Exercise brief: For the material below, count each line where the string "value" appears, then return the total alone.

Dataset excerpts:
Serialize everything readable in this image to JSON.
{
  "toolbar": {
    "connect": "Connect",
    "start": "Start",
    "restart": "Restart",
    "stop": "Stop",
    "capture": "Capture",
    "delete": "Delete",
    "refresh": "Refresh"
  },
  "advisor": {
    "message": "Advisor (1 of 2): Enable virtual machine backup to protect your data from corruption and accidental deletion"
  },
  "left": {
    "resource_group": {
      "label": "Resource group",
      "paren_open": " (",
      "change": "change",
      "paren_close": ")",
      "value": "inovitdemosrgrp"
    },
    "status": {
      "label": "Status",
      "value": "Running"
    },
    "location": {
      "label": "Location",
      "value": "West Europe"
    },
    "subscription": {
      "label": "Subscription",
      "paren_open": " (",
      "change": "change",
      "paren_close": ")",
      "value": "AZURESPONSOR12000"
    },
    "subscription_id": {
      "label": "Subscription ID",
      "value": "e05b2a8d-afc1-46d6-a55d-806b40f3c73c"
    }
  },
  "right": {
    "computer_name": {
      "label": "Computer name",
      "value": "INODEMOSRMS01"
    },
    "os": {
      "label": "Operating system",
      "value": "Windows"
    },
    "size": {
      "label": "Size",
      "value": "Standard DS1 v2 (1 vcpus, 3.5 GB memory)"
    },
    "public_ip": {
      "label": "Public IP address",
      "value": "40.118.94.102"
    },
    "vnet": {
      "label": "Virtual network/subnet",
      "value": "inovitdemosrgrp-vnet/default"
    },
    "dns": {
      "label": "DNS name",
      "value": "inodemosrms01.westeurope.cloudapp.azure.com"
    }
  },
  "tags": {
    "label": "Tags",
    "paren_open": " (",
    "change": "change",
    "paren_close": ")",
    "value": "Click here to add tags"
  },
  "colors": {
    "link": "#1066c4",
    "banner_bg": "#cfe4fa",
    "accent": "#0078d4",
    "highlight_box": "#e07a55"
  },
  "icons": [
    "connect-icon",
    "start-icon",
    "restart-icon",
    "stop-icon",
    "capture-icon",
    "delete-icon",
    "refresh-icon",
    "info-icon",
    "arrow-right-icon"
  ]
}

Task response: 12